= Data for processing =
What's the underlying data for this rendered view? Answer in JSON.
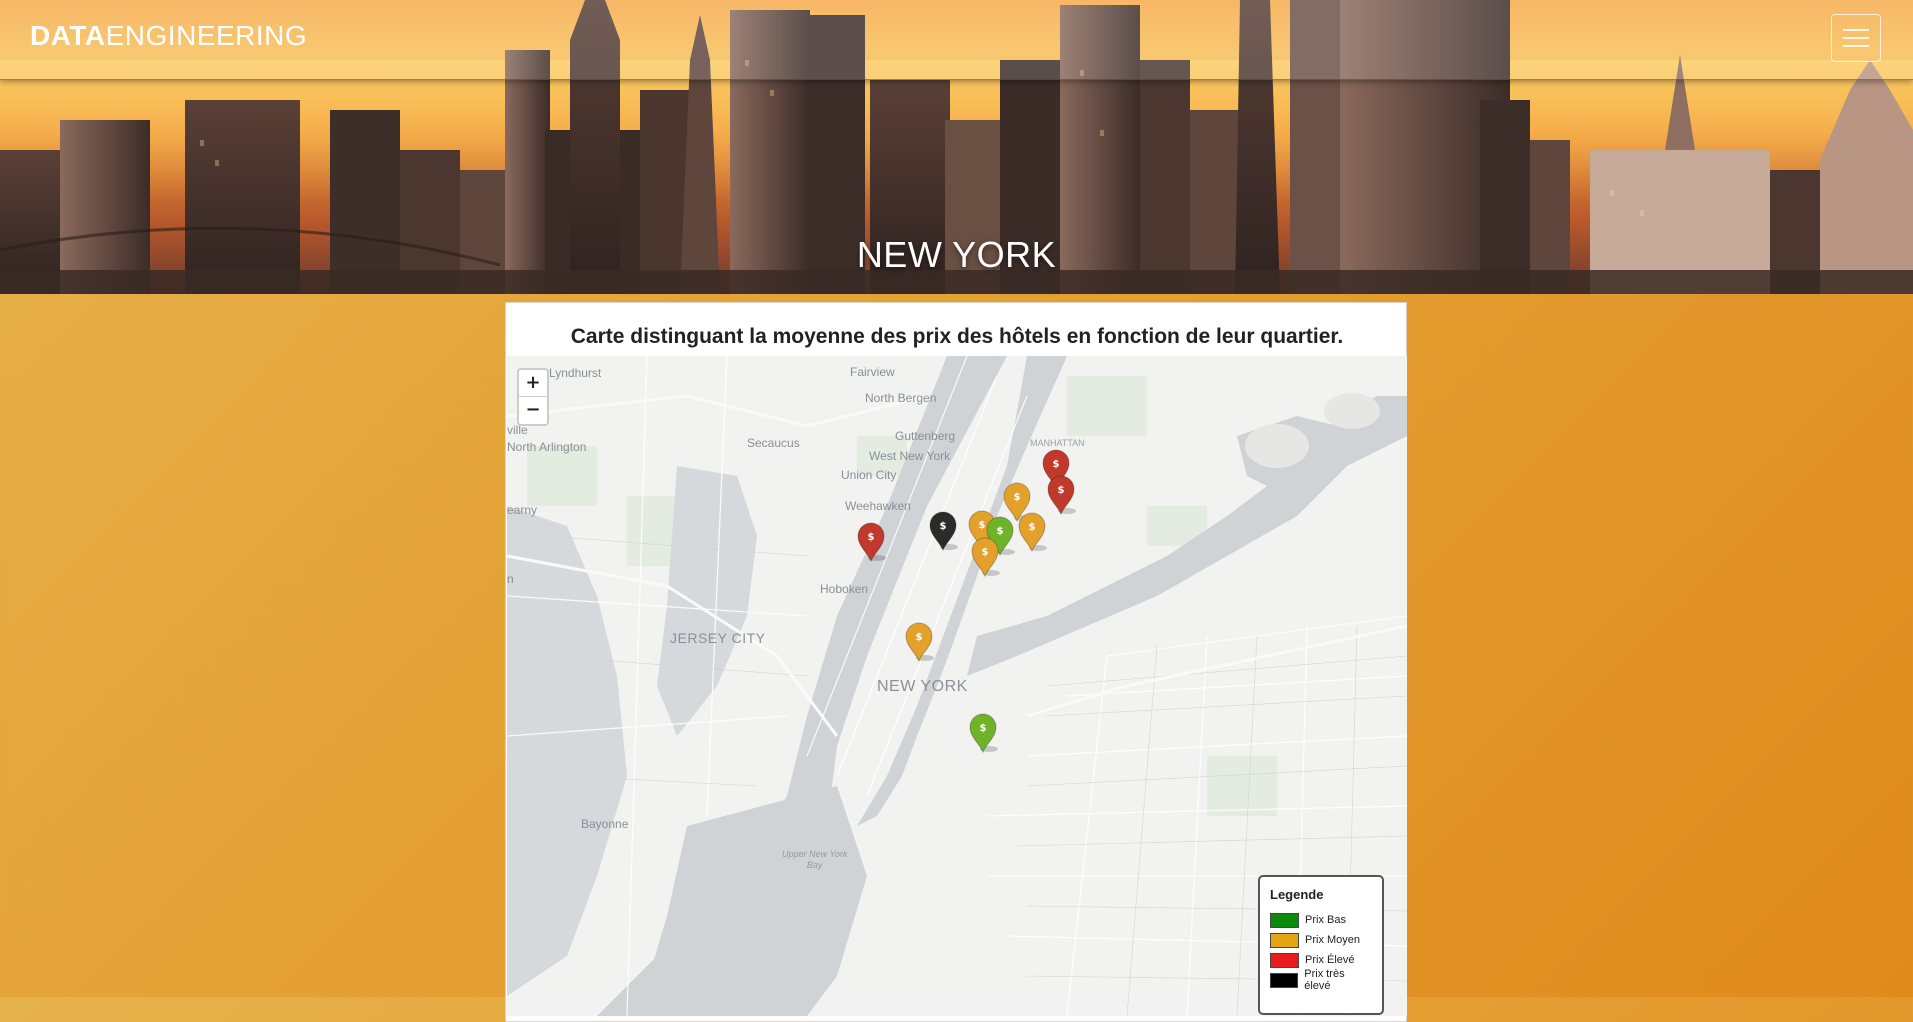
{
  "header": {
    "brand_bold": "DATA",
    "brand_light": "ENGINEERING",
    "menu_icon": "hamburger-icon",
    "title": "NEW YORK"
  },
  "panel": {
    "title": "Carte distinguant la moyenne des prix des hôtels en fonction de leur quartier."
  },
  "map": {
    "zoom_in": "+",
    "zoom_out": "−",
    "labels": {
      "lyndhurst": "Lyndhurst",
      "fairview": "Fairview",
      "north_bergen": "North Bergen",
      "ville": "ville",
      "north_arlington": "North Arlington",
      "secaucus": "Secaucus",
      "guttenberg": "Guttenberg",
      "manhattan": "MANHATTAN",
      "west_new_york": "West New York",
      "union_city": "Union City",
      "kearny": "earny",
      "weehawken": "Weehawken",
      "hoboken": "Hoboken",
      "jersey_city": "JERSEY CITY",
      "new_york": "NEW YORK",
      "bayonne": "Bayonne",
      "upper_bay_1": "Upper New York",
      "upper_bay_2": "Bay",
      "n_edge": "n"
    },
    "markers": [
      {
        "category": "eleve",
        "color": "#c0392b"
      },
      {
        "category": "eleve",
        "color": "#c0392b"
      },
      {
        "category": "moyen",
        "color": "#e3a02b"
      },
      {
        "category": "eleve",
        "color": "#c0392b"
      },
      {
        "category": "tres_eleve",
        "color": "#2b2b2b"
      },
      {
        "category": "moyen",
        "color": "#e3a02b"
      },
      {
        "category": "bas",
        "color": "#6fb32a"
      },
      {
        "category": "moyen",
        "color": "#e3a02b"
      },
      {
        "category": "moyen",
        "color": "#e3a02b"
      },
      {
        "category": "moyen",
        "color": "#e3a02b"
      },
      {
        "category": "bas",
        "color": "#6fb32a"
      }
    ]
  },
  "legend": {
    "title": "Legende",
    "items": [
      {
        "label": "Prix Bas",
        "color": "#0c8a0c"
      },
      {
        "label": "Prix Moyen",
        "color": "#e3a514"
      },
      {
        "label": "Prix Élevé",
        "color": "#e81c1c"
      },
      {
        "label": "Prix très élevé",
        "color": "#000000"
      }
    ]
  }
}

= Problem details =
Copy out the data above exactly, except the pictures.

= Response for this exercise =
What's the underlying data for this rendered view? Answer in JSON.
{
  "header": {
    "brand_bold": "DATA",
    "brand_light": "ENGINEERING",
    "menu_icon": "hamburger-icon",
    "title": "NEW YORK"
  },
  "panel": {
    "title": "Carte distinguant la moyenne des prix des hôtels en fonction de leur quartier."
  },
  "map": {
    "zoom_in": "+",
    "zoom_out": "−",
    "labels": {
      "lyndhurst": "Lyndhurst",
      "fairview": "Fairview",
      "north_bergen": "North Bergen",
      "ville": "ville",
      "north_arlington": "North Arlington",
      "secaucus": "Secaucus",
      "guttenberg": "Guttenberg",
      "manhattan": "MANHATTAN",
      "west_new_york": "West New York",
      "union_city": "Union City",
      "kearny": "earny",
      "weehawken": "Weehawken",
      "hoboken": "Hoboken",
      "jersey_city": "JERSEY CITY",
      "new_york": "NEW YORK",
      "bayonne": "Bayonne",
      "upper_bay_1": "Upper New York",
      "upper_bay_2": "Bay",
      "n_edge": "n"
    },
    "markers": [
      {
        "category": "eleve",
        "color": "#c0392b"
      },
      {
        "category": "eleve",
        "color": "#c0392b"
      },
      {
        "category": "moyen",
        "color": "#e3a02b"
      },
      {
        "category": "eleve",
        "color": "#c0392b"
      },
      {
        "category": "tres_eleve",
        "color": "#2b2b2b"
      },
      {
        "category": "moyen",
        "color": "#e3a02b"
      },
      {
        "category": "bas",
        "color": "#6fb32a"
      },
      {
        "category": "moyen",
        "color": "#e3a02b"
      },
      {
        "category": "moyen",
        "color": "#e3a02b"
      },
      {
        "category": "moyen",
        "color": "#e3a02b"
      },
      {
        "category": "bas",
        "color": "#6fb32a"
      }
    ]
  },
  "legend": {
    "title": "Legende",
    "items": [
      {
        "label": "Prix Bas",
        "color": "#0c8a0c"
      },
      {
        "label": "Prix Moyen",
        "color": "#e3a514"
      },
      {
        "label": "Prix Élevé",
        "color": "#e81c1c"
      },
      {
        "label": "Prix très élevé",
        "color": "#000000"
      }
    ]
  }
}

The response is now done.